• Task:
Could you show all lines in the entries below that contain the string "JSON"?

• Material to process:
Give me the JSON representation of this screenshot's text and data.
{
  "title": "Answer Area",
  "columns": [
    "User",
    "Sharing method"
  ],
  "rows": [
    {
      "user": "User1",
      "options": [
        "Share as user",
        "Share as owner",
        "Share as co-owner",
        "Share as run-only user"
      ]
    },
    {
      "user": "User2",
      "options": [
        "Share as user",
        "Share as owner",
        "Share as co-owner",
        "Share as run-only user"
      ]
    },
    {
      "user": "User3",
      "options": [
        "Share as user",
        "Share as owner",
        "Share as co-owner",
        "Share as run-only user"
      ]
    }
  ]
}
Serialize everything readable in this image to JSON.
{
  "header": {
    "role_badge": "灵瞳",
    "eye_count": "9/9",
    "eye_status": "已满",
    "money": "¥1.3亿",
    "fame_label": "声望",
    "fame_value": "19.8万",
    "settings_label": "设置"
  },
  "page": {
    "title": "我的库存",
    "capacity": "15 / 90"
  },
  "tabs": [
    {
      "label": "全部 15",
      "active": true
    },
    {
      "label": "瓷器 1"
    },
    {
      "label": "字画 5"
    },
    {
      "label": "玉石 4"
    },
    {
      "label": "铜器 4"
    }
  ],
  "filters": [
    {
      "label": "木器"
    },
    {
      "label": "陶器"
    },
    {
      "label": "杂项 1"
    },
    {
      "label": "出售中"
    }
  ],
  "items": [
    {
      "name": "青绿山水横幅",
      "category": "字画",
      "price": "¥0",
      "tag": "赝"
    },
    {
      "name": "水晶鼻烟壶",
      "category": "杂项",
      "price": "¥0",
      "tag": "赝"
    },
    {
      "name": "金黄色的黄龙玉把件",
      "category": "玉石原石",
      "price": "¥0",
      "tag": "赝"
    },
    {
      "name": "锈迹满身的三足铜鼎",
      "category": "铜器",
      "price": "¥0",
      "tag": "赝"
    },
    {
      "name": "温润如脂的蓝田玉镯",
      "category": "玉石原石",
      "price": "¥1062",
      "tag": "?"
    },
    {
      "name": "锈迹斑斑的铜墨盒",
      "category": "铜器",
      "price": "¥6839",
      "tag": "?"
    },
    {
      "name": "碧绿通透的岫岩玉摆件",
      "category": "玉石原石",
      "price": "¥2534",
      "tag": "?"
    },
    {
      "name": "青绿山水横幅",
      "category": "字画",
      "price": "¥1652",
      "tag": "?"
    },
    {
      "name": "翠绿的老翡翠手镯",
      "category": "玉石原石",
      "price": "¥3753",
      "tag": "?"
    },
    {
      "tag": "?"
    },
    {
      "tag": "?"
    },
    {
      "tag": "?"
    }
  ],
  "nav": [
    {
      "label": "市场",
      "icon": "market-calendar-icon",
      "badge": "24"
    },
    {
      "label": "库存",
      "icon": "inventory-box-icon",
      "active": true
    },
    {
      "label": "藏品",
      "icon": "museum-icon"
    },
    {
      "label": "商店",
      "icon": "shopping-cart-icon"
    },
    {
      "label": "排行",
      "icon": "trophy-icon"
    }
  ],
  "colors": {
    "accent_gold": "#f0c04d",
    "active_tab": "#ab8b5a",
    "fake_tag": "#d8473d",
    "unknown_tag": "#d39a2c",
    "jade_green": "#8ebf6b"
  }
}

• Solution for this task:
Give me the JSON representation of this screenshot's text and data.
Serialize everything readable in this image to JSON.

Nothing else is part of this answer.